So far, we haven't addressed technology issues such as ASCII vs. Wiegand, clearinghouses or issues of importance specifically to us. These will be discussed in Part II, when we will look at changes the parking revenue control and security/access control markets will need to face as we start down the road to a new world where every car has an AVI / RFID tag.
Michael Bigbee has been involved in the deployment of AVI / RFID systems in transportation markets worldwide since 1995. He may be reached at firstname.lastname@example.org.
Side Bar 1
High Power-Low Power
Readers can be purchased as either "high power" or "low power." Some can have their power settings adjusted at the time of installation. Tags are either non-battery (shorter read range, yet cheaper) or have a battery (longer read range, yet more expensive). By mixing and matching readers and tags, at one extreme one can create a read-zone that requires a full stop in order to read the tag at 6 feet or at the other extreme one can create a read-zone that supports a vehicle driving through at 40 mph and the tag is read from 40 feet away. The customer should work with the dealer to properly determine the required system performance in order to purchase the correct AVI components.

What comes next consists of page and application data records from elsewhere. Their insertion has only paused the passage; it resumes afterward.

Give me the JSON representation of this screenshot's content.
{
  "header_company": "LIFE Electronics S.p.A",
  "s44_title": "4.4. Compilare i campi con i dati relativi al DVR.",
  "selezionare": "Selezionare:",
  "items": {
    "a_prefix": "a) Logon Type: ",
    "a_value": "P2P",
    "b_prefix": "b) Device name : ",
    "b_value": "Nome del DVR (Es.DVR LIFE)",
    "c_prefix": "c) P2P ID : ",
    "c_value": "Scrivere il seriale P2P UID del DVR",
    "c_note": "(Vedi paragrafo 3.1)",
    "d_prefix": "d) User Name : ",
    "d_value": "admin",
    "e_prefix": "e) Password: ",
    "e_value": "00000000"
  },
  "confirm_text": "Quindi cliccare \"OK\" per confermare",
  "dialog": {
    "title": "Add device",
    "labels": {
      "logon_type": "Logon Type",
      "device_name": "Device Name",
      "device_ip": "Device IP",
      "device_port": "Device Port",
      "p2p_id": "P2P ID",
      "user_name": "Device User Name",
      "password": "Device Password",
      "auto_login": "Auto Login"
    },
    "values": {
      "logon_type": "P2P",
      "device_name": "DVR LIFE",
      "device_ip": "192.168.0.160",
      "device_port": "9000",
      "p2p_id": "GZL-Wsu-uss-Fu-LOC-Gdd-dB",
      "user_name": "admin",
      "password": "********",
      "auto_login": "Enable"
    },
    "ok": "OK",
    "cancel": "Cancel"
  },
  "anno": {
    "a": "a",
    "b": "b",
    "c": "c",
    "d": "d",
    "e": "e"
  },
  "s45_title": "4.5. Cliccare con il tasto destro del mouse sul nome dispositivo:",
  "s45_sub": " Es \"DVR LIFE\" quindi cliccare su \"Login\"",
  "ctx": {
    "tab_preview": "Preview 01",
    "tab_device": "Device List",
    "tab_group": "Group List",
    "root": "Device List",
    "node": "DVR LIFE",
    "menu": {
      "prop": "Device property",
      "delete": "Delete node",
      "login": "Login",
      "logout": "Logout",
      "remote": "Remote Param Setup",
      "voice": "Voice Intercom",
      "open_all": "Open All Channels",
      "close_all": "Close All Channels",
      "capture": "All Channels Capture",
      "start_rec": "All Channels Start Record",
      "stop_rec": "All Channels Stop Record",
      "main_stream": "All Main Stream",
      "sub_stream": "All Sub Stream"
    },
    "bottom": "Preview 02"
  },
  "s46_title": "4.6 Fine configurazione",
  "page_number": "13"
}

The cheapest system may not provide adequate performance, while the most expensive system may be overkill. Do your homework.
Article Abstract from February, 2004